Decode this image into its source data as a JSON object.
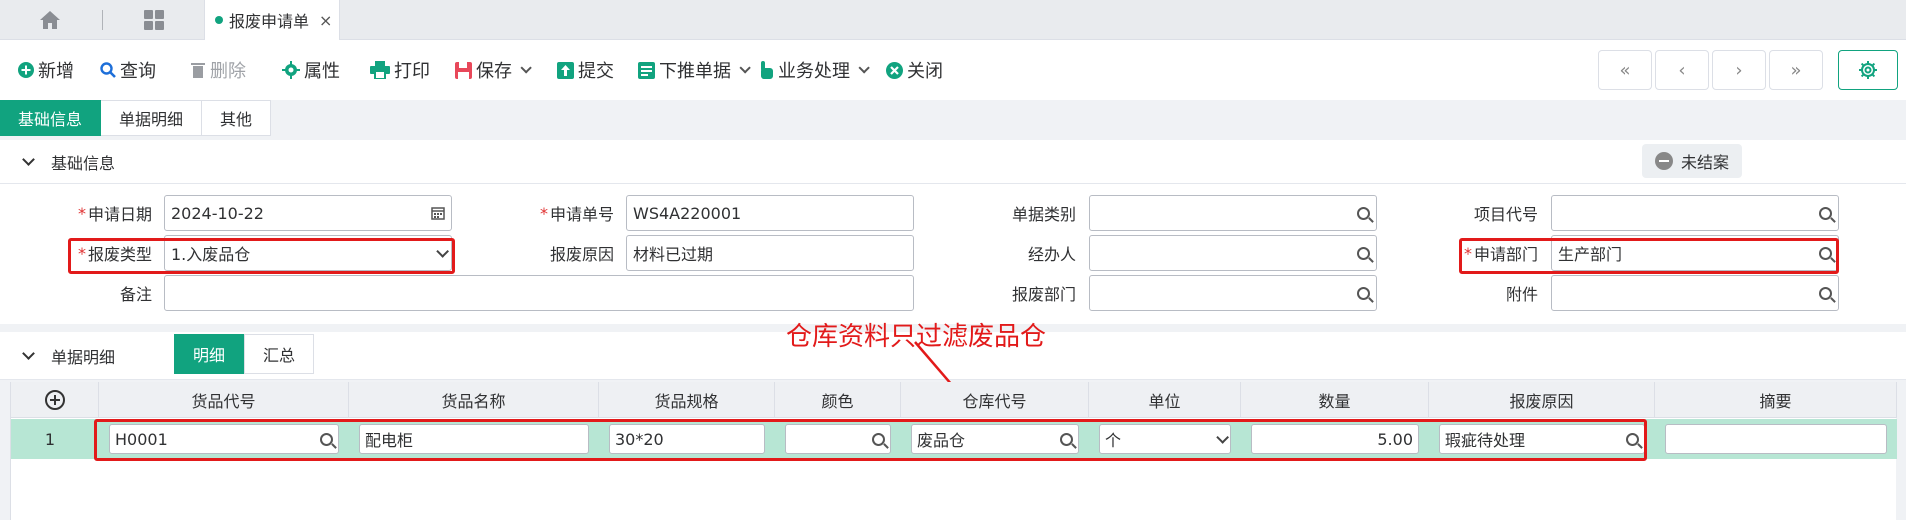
{
  "tabbar": {
    "tab_label": "报废申请单",
    "tab_close": "×"
  },
  "toolbar": {
    "add": "新增",
    "query": "查询",
    "delete": "删除",
    "props": "属性",
    "print": "打印",
    "save": "保存",
    "submit": "提交",
    "push": "下推单据",
    "business": "业务处理",
    "close": "关闭",
    "nav": [
      "«",
      "‹",
      "›",
      "»"
    ]
  },
  "subtabs": [
    "基础信息",
    "单据明细",
    "其他"
  ],
  "sections": {
    "basic": "基础信息",
    "detail": "单据明细"
  },
  "status_badge": "未结案",
  "form": {
    "apply_date_label": "申请日期",
    "apply_date": "2024-10-22",
    "apply_no_label": "申请单号",
    "apply_no": "WS4A220001",
    "doc_type_label": "单据类别",
    "doc_type": "",
    "project_label": "项目代号",
    "project": "",
    "scrap_type_label": "报废类型",
    "scrap_type": "1.入废品仓",
    "scrap_reason_label": "报废原因",
    "scrap_reason": "材料已过期",
    "handler_label": "经办人",
    "handler": "",
    "apply_dept_label": "申请部门",
    "apply_dept": "生产部门",
    "remark_label": "备注",
    "remark": "",
    "scrap_dept_label": "报废部门",
    "scrap_dept": "",
    "attach_label": "附件",
    "attach": ""
  },
  "detail_tabs": [
    "明细",
    "汇总"
  ],
  "annotation": "仓库资料只过滤废品仓",
  "table": {
    "columns": [
      "货品代号",
      "货品名称",
      "货品规格",
      "颜色",
      "仓库代号",
      "单位",
      "数量",
      "报废原因",
      "摘要"
    ],
    "rows": [
      {
        "idx": "1",
        "code": "H0001",
        "name": "配电柜",
        "spec": "30*20",
        "color": "",
        "warehouse": "废品仓",
        "unit": "个",
        "qty": "5.00",
        "reason": "瑕疵待处理",
        "summary": ""
      }
    ]
  },
  "colors": {
    "accent": "#11a37f",
    "highlight": "#e21a1a",
    "row_selected": "#b7e6d4"
  }
}
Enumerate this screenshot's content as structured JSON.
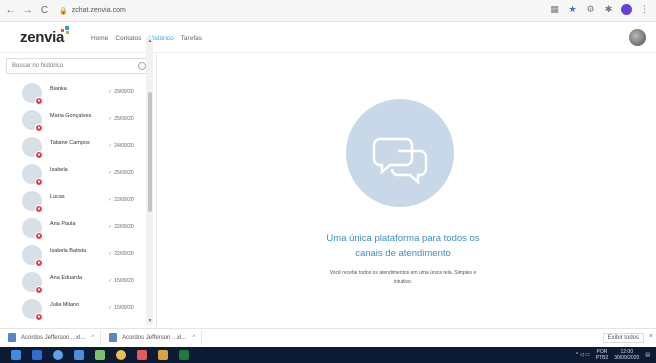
{
  "browser": {
    "url": "zchat.zenvia.com",
    "icons": [
      "extension-icon",
      "star-icon",
      "settings-icon",
      "puzzle-icon",
      "profile-icon",
      "menu-icon"
    ]
  },
  "app": {
    "logo": "zenvia",
    "nav": [
      {
        "label": "Home",
        "active": false
      },
      {
        "label": "Contatos",
        "active": false
      },
      {
        "label": "Histórico",
        "active": true
      },
      {
        "label": "Tarefas",
        "active": false
      }
    ],
    "accent": "#3a9bd5"
  },
  "sidebar": {
    "search_placeholder": "Buscar no histórico",
    "items": [
      {
        "name": "Bianka",
        "date": "29/09/20"
      },
      {
        "name": "Maria Gonçalves",
        "date": "25/09/20"
      },
      {
        "name": "Tatiane Campos",
        "date": "24/09/20"
      },
      {
        "name": "Isabela",
        "date": "25/09/20"
      },
      {
        "name": "Lucas",
        "date": "22/09/20"
      },
      {
        "name": "Ana Paula",
        "date": "22/09/20"
      },
      {
        "name": "Isabela Batista",
        "date": "22/09/20"
      },
      {
        "name": "Ana Eduarda",
        "date": "15/09/20"
      },
      {
        "name": "Julia Milano",
        "date": "15/09/20"
      }
    ]
  },
  "main": {
    "headline_line1": "Uma única plataforma para todos os",
    "headline_line2": "canais de atendimento",
    "body_line1": "Você recebe todos os atendimentos em uma única tela. Simples e",
    "body_line2": "intuitivo."
  },
  "downloads": {
    "items": [
      {
        "label": "Acordos Jefferson ...xl..."
      },
      {
        "label": "Acordos Jefferson ...xl..."
      }
    ],
    "show_all": "Exibir todos"
  },
  "taskbar": {
    "lang_line1": "POR",
    "lang_line2": "PTB2",
    "time": "12:00",
    "date": "30/09/2020"
  }
}
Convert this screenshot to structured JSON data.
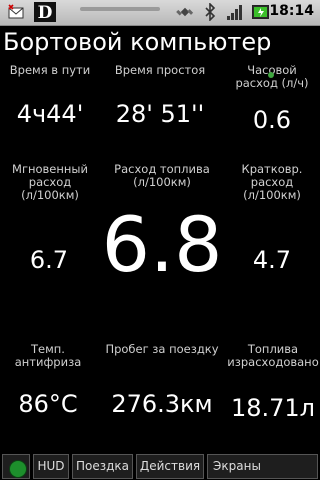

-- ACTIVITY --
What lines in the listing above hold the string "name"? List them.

-- REPLY TO THE TASK --
        "name": "配电柜",
        "name": "Bianka",
        "name": "Maria Gonçalves",
        "name": "Tatiane Campos",
        "name": "Isabela",
        "name": "Lucas",
        "name": "Ana Paula",
        "name": "Isabela Batista",
        "name": "Ana Eduarda",
        "name": "Julia Milano",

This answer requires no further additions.